Salud mental 2023;
Mexico at the United Nations: A step forward for mental health
Eduardo A. Madrigal de León1 , Shoshana Berenzon Gorn2
1 Dirección General, Instituto Nacional de Psiquiatría Ramón de la Fuente Muñiz, Ciudad de México, México.
2 Dirección de Investigaciones Epidemiológicas y Psicosociales, Instituto Nacional de Psiquiatría Ramón de la Fuente Muñiz, Ciudad de México, México.
Eduardo A. Madrigal de León Dirección General, Instituto Nacional de Psiquiatría Ramón de la Fuente Muñiz, Ciudad de México, México. Calz. México-Xochimilco 101, Col. San Lorenzo Huipulco, 14370 Tlalpan, Ciudad de México, México.
For centuries, issues of mental health have been surrounded by stigma. As a result of ignorance, prejudice, and mistaken conceptions of what a person is or should be, society has reacted with overwhelming violence against anything that falls outside the demands of “normality.” It is a social archetype we constantly run into.

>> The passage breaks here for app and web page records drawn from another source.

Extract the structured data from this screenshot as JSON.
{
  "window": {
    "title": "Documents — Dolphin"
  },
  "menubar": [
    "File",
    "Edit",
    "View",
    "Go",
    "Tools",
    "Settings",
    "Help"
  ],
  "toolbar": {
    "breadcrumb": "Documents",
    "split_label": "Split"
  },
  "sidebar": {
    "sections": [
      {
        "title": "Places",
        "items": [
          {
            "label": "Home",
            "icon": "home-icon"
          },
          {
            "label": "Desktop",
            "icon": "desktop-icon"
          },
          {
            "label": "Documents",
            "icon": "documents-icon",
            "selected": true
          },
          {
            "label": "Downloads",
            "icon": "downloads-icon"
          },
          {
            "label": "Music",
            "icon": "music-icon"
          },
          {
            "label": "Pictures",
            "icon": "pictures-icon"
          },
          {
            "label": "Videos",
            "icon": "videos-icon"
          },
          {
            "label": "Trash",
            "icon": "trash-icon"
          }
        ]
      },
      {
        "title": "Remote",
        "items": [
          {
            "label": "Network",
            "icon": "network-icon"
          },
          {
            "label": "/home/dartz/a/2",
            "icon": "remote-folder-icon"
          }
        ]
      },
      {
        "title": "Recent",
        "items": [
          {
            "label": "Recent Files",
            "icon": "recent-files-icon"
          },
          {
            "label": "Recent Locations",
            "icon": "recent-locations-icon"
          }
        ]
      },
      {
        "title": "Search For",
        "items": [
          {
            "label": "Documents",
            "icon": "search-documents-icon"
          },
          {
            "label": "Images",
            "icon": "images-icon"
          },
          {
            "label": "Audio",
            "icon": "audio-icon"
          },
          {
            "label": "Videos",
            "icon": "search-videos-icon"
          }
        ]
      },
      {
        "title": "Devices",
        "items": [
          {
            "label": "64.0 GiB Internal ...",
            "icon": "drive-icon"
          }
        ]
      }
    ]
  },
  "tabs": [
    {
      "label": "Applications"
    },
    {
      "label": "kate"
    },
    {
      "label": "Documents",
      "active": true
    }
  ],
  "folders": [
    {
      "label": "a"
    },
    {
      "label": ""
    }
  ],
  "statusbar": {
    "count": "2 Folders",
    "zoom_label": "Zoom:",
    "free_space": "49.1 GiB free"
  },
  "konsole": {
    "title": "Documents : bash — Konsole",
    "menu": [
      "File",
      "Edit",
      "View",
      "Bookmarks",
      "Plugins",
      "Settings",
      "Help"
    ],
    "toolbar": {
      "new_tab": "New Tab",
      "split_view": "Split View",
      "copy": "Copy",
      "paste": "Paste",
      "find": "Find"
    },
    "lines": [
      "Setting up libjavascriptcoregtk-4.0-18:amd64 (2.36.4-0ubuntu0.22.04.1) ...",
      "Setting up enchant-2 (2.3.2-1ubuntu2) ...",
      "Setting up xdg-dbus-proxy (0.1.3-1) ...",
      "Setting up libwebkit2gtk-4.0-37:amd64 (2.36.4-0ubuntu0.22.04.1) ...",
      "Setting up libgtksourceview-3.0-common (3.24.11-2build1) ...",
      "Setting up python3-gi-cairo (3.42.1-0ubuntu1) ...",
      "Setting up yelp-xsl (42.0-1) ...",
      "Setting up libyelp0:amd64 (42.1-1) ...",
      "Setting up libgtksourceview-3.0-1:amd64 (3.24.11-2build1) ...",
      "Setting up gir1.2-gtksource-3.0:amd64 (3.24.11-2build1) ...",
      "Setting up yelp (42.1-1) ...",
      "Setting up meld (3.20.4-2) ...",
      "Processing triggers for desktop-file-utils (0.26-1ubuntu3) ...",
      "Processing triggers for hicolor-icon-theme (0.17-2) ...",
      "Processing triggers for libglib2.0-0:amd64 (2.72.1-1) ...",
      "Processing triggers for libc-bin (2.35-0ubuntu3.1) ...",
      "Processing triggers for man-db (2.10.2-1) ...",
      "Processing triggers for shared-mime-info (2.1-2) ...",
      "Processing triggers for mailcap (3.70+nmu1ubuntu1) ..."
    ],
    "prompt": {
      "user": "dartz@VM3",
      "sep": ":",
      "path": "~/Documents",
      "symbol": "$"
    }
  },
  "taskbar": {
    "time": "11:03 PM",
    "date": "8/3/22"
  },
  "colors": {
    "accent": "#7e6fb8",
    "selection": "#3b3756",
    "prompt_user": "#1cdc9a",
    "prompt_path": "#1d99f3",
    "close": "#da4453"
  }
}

After an arduous battle on multiple fronts, this perspective is finally coming undone. A milestone on the path is the resolution “Mental Health and Psychosocial Support,” proposed by Mexico and adopted by the United Nations General Assembly on June 26, 2023.
Mexico has taken a step forward in favor of mental health and psychosocial support from a human rights perspective. Resolution A/77/L.77, presented by Juan Ramón de la Fuente Ramírez, our country’s ambassador to the United Nations (UN), is an important step toward a necessary change of perspective. Attitudes and actions in violation of human dignity can no longer be defended today. There is now a demand for comprehensive health care and the development of every individual on the basis of commitments like this.
This UN resolution invites member states to improve their mental health services as part of universal health coverage. It also encourages them to come together and cooperate in including these issues in emergency response plans, incorporating the lessons of the COVID-19 pandemic. It also emphasizes the importance of creating programs that attend to long-term psychosocial needs, with adequate funding.
This resolution was born in recognition of a historic debt. The General Assembly has admitted that for decades, the situation was one of underdevelopment and neglect in mental health services and psychosocial support. There was overwhelming stigmatization, not only in society in general and its channels of communication, but also in systems of health care presumably dedicated to safeguarding the general welfare. Such marginalization and neglect cannot continue, and so the UN has approved this resolution.
Although many of the provisions of this resolution may seem obvious from a progressive mental health perspective, the fact is that these ideas have not previously reached such a high level: that of international recognition. This step means that although the perspectives of the world’s health systems will not change overnight, these systems will begin to establish solid standards to which all countries should aspire. These standards involve the creation of models of care and support based on respect for the rights of all, an end to the exclusion of people with psychosocial disabilities, and the consolidation of legal frameworks to eliminate all forms of mistreatment and discrimination. But they also involve a change in the very paradigm of health: the recognition that mental health is not defined by “the absence of problems” but by the construction of contexts that respect the inherent dignity of all.
As Ambassador De la Fuente has said, this is not only a recognition of the importance of mental health, but also of the dignity and comprehensive well-being to which all persons have a right. There are many positions, he says, but the commitment is the same in all cases. It is a notable achievement for our country to have taken the lead in putting this comprehensive health perspective on the agenda. It is a declaration that this struggle cannot wait, and a reaffirmation that economic, social, and cultural rights are not secondary.
Resolution A/77/L.77 is not the finish line; much remains to be done to advance the cause of mental health and psychosocial support, both on the social and legislative levels –the urgent need to end discrimination– and on the level of policies and programs. But neither is it merely the starting point: it is the result of a collective struggle that has begun to produce results. It is clearly a milestone along the way to other such milestones in the future.
Madrigal de León, E. A., & Berenzon Gorn, S. (2023). Mexico at the United Nations: A step forward for mental health. Salud Mental, 46(6), 275-283.